It has recently been suggested that slow development of central retinal vasculature creates hypoxic stress in the inner retinal neurons, which adapt by thinning out into incipient foveal depressions at approximately the seventh month of gestation.3 Active centrifugal migration of neuronal cells further deepens the depression, and stretching of Muller cells condenses and elongates the foveal cones.4 The foveal avascular zone is created 3 to 4 weeks postnatally by the inhibition of centripetal migration of astrocytes, the templates for endothelial proliferation. Foveal maturation is complete by age 3 to 4 years.3 Although we cannot explain this foveal duplication, it is possible that a transient metabolic injury in the perinatal period resulted in an additional zone of hypoxic stress and that consequent focal thinning began to create an immature foveal architecture, aborted before vascular differentiation.
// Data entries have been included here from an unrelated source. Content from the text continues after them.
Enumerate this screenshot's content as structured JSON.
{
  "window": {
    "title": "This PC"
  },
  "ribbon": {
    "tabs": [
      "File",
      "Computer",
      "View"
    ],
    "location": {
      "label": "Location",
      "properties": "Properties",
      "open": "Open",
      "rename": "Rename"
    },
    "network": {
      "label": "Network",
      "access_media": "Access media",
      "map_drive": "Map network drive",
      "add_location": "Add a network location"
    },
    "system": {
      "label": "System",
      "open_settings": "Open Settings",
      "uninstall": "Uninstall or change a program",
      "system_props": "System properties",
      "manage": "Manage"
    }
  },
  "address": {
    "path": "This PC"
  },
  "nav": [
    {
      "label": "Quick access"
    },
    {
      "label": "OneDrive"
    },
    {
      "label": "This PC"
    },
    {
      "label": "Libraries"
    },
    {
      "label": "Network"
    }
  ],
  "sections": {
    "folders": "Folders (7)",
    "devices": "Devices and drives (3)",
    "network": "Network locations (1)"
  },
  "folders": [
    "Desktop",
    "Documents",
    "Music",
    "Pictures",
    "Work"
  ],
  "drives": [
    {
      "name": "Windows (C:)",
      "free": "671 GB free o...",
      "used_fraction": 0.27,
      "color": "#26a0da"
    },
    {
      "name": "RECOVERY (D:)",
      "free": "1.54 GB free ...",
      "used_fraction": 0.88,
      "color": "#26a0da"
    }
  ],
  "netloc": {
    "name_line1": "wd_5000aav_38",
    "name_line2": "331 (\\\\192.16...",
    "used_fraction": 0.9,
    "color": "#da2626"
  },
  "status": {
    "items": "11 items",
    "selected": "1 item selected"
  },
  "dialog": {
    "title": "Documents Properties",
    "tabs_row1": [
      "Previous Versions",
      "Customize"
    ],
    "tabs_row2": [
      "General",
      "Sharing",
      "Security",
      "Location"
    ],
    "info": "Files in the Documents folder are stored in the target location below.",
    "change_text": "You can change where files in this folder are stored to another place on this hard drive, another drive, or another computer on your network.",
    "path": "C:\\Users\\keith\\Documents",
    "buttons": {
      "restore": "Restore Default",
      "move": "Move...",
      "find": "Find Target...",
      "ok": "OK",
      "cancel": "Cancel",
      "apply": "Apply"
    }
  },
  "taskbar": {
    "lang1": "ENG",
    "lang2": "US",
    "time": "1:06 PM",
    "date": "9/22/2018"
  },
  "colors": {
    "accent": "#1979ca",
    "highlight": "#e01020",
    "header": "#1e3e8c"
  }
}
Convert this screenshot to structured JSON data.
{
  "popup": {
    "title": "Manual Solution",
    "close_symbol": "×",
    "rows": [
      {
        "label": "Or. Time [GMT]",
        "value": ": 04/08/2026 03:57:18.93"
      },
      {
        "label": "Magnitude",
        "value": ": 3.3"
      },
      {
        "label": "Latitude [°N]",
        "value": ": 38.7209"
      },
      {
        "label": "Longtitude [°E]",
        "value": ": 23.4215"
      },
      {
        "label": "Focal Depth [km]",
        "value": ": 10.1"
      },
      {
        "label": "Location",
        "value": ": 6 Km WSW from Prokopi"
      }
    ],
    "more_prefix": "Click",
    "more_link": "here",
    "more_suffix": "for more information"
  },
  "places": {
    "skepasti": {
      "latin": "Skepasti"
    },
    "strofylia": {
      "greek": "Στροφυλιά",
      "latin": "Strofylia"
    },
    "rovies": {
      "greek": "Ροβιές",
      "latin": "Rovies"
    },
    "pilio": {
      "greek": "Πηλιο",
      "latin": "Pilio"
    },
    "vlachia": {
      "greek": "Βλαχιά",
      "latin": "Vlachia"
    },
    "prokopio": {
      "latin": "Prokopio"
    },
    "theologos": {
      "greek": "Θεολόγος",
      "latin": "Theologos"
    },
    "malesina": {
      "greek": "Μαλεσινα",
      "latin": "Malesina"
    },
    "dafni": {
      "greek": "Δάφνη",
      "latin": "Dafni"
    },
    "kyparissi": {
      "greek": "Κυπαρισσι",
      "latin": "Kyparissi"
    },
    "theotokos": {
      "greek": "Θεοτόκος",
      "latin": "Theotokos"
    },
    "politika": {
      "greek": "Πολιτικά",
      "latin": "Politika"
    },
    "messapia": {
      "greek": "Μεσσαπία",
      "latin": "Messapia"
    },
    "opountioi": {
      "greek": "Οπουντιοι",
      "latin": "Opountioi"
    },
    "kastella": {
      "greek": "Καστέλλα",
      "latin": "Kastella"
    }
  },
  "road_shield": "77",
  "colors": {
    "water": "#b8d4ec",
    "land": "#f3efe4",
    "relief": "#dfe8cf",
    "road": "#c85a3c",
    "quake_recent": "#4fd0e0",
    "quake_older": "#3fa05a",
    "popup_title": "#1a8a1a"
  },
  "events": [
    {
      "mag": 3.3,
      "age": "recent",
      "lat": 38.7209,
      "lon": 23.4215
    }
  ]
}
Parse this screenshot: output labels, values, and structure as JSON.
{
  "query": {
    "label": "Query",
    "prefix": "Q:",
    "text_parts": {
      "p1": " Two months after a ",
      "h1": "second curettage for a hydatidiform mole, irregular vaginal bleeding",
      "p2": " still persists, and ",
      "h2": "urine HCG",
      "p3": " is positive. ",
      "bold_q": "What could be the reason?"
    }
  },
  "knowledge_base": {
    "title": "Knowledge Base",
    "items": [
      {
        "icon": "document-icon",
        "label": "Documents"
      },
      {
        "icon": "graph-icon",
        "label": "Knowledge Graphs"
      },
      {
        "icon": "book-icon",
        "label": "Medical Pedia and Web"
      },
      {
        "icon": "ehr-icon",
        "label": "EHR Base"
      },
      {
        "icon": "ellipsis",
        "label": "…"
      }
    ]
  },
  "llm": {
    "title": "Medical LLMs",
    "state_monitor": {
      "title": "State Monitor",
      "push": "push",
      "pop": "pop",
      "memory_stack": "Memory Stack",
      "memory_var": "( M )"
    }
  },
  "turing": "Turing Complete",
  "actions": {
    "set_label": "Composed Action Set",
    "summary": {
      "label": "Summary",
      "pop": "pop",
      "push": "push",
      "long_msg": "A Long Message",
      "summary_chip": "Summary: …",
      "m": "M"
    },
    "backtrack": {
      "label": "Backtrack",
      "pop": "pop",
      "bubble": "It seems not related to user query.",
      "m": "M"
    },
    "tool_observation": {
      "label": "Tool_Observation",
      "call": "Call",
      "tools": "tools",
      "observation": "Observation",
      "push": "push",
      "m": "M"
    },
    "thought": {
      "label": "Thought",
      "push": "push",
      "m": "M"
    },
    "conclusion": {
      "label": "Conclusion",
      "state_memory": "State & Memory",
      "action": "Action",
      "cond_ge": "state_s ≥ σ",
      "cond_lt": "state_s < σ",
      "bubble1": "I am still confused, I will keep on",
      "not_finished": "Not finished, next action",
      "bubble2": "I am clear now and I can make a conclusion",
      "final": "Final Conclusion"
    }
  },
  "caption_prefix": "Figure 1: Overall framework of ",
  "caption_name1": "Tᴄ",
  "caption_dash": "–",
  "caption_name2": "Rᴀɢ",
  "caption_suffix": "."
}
Although the extra fovea in this patient was incidentally discovered and nonfunctional, we are unaware of any study documenting its presence in a human eye. The presence of Coats disease in the fellow eye was most likely a chance occurrence, unrelated to the foveal duplication.
Correspondence: Mr Shukla, Aravind Eye Hospital and Postgraduate Institute of Ophthalmology, 1 Anna Nagar, Madurai 625 020, Tamil Nadu, India (firstname.lastname@example.org).
Author Contributions: Mr Shukla had full access to all the data in the study and takes responsibility for the integrity of the data and the accuracy of the data analysis.
Financial Disclosure: None reported.
Behera UC, Shukla D, Kim R. Pseudoduplication of Fovea in a Human Eye. Arch Ophthalmol. 2007;125(10):1428-1430. doi:10.1001/archopht.125.10.1428